The attorneys for the town and for Police Officer Christopher Gallo are both asking for another extension to submit closing briefs in the officer’s disciplinary hearing. The first extension expired on July 31.
“I have told both attorneys that this is the last extension,” Town Administrator Thatcher Kezer told the Current. “I have asked them to inform me of how much time they need before I set a date.” Kezer said the attorneys need more time to “transcribe all of the audio recordings.”
The delay prolongs Gallo’s paid administrative leave, which has cost Marblehead taxpayers approximately $214,800 to $220,000 since June 2021.
The fact-finding public hearing concluded in May with Police Chief Dennis King recommending Gallo be fired. Kezer then asked the town’s and Gallo’s attorneys to submit closing briefs by June 30. However, Kezer, as the hearing officer, extended that deadline to July 31 after counsel for both sides requested more time.
Kezer said he would use the attorneys’ briefs to determine his own recommendation for disciplinary action (or lack thereof) to the Select Board.
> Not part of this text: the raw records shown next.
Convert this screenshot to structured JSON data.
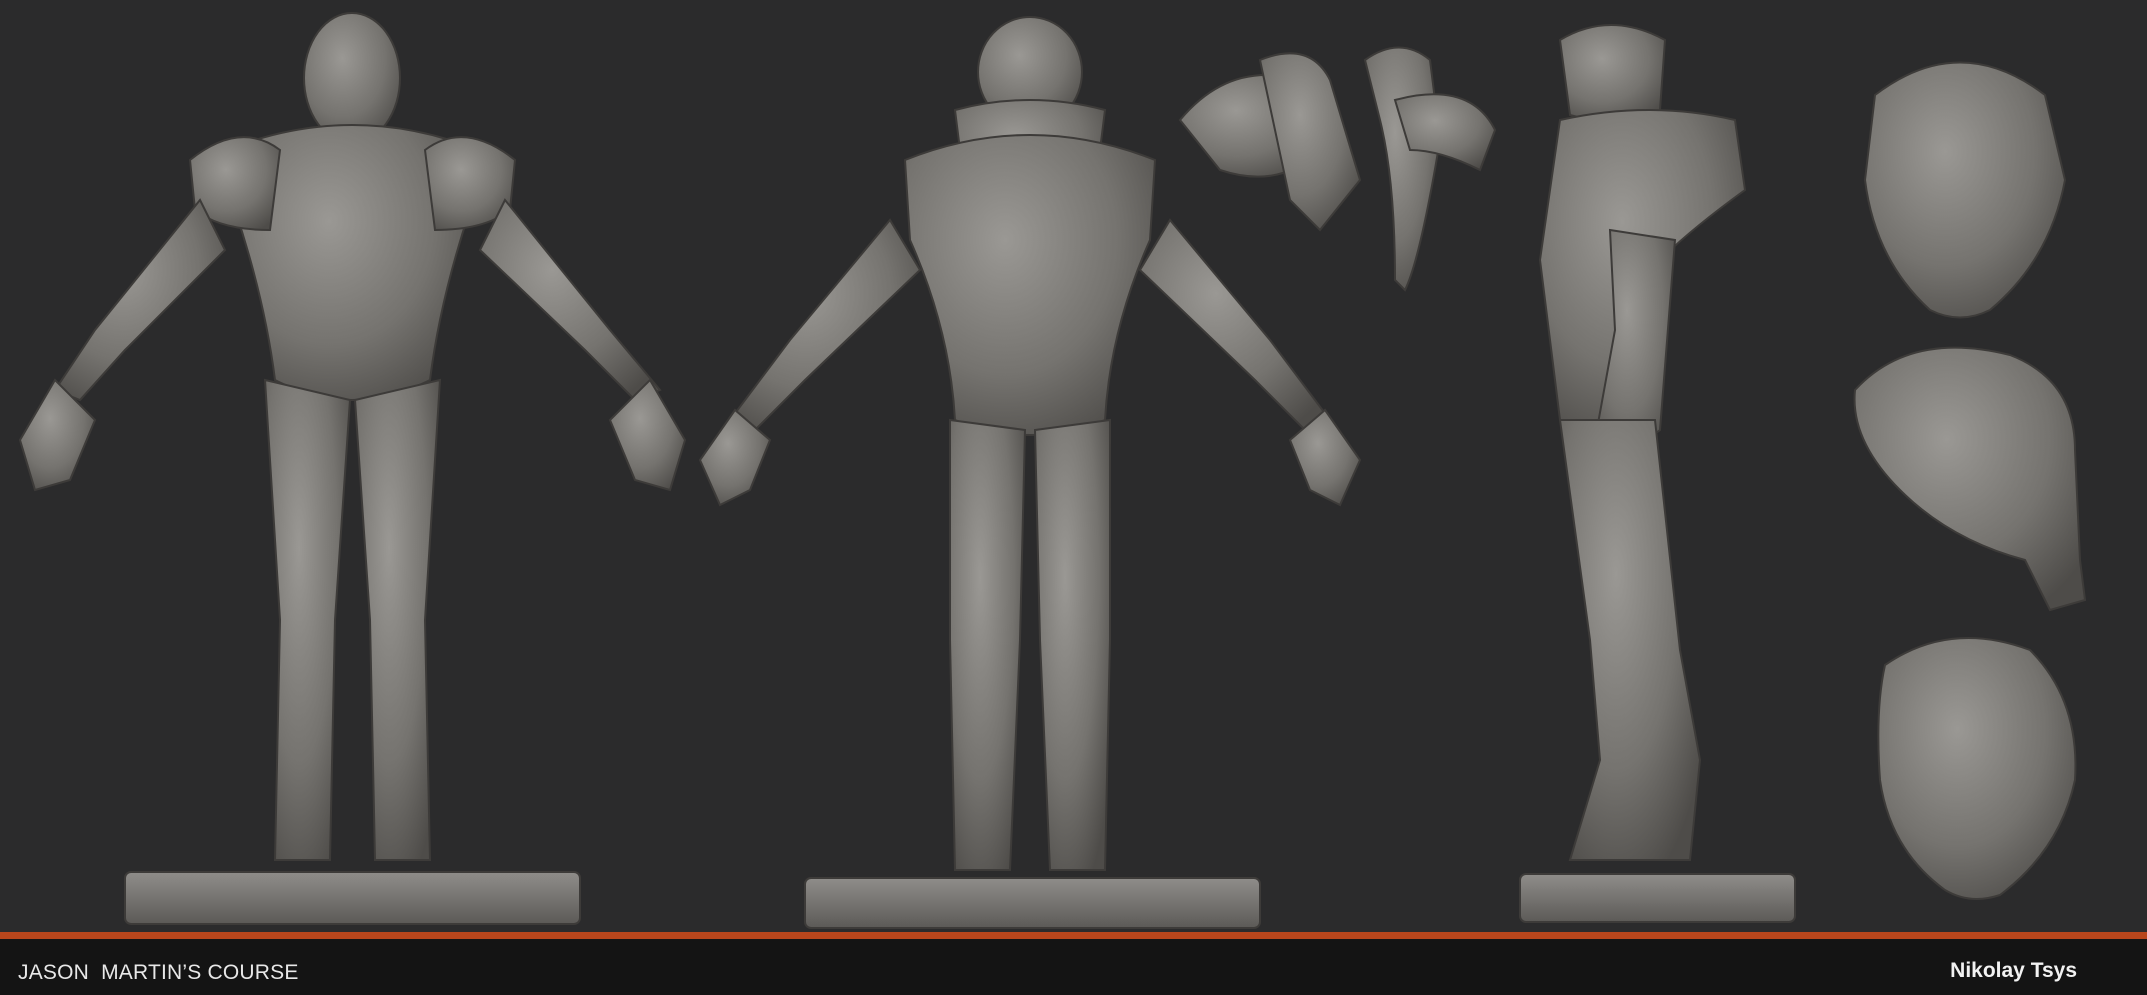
{
  "footer": {
    "course_label": "JASON  MARTIN’S COURSE",
    "author_name": "Nikolay Tsys"
  },
  "colors": {
    "background": "#2b2b2c",
    "accent_stripe": "#b8461c",
    "footer_bar": "#141414",
    "sculpt_clay": "#7d7b78"
  },
  "views": [
    "front-view",
    "back-view",
    "side-view",
    "armor-parts",
    "helmet-front",
    "helmet-side",
    "helmet-bottom"
  ]
}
The town administrator said he would need 30 days once he receives the attorneys’ briefs to draft his recommendation and estimated that would mean the board would decide Gallo’s fate in September.
In the meantime, the prolonged process is costing taxpayers approximately $5,400 per month in salary while Gallo remains on paid administrative leave.
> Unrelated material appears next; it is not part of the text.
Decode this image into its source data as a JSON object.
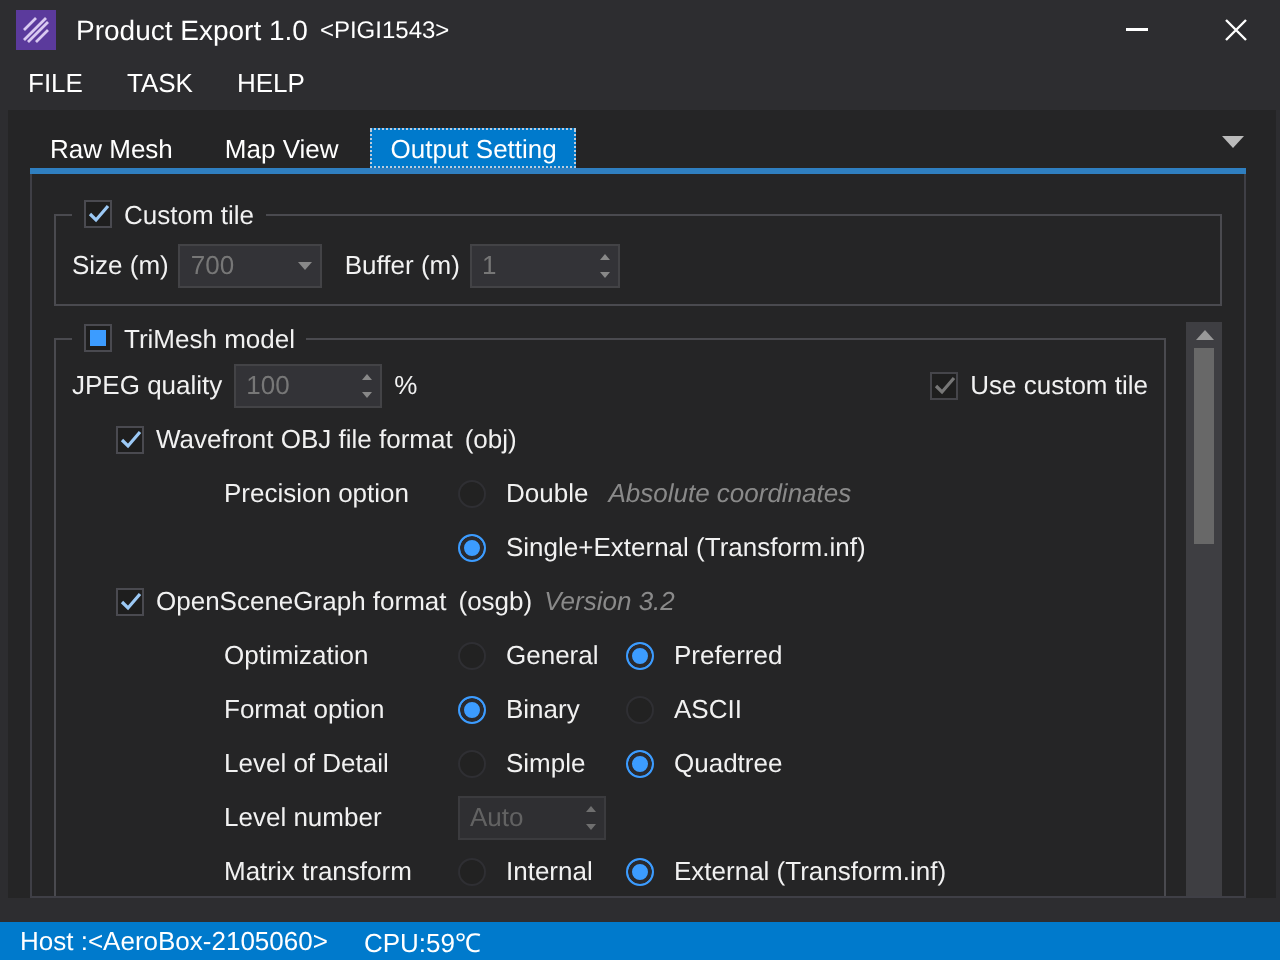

Gallo is accused of spending more than 100 hours at home while on duty over a four-month period and of violating police policies involving a domestic disturbance at his home.
In 2021, an anonymous citizen provided photos to the state’s Office of Inspector General, showing Gallo’s police cruiser parked outside his home during his shifts that started at midnight. Gallo admitted to spending some time at home but claimed that the photos were fabricated by former police officer Tim Tufts. Tufts resigned after Gallo reported him for allegedly carving a swastika into a fellow officer’s car.
The other subject of the pending disciplinary complaint is a domestic disturbance at Gallo’s home in July 2021. Gallo’s then-girlfriend claimed he was abusing her, her children and her dog. Although Gallo was never charged, King launched an investigation due to the involvement of alcohol and children at the scene. Gallo argued that it was impossible to stop his girlfriend from drinking.
In his May testimony, King determined that Gallo’s actions constituted “conduct unbecoming an officer” and accused him of dereliction of duty, falsifying records and violating various policies.
According to required information submitted to the state’s Peace Officer Standards and Training Commission, Gallo had amassed 11 “sustained” disciplinary complaints, by far the most among Marblehead officers, which had led to multiple suspensions and reprimands during his career of more than 22 years.
Following the public hearing in May, Gallo expressed his desire to clear his name, stating that living in town with the accusations hanging over him had been challenging.
He mentioned he was working in another profession, operating heavy machinery, which he enjoyed and for which he was well compensated. However, he felt he was too young to retire as a police officer.
The Marblehead Current’s associate editor, Leigh Blander, and consulting editor, Kris Olson, contributed reporting.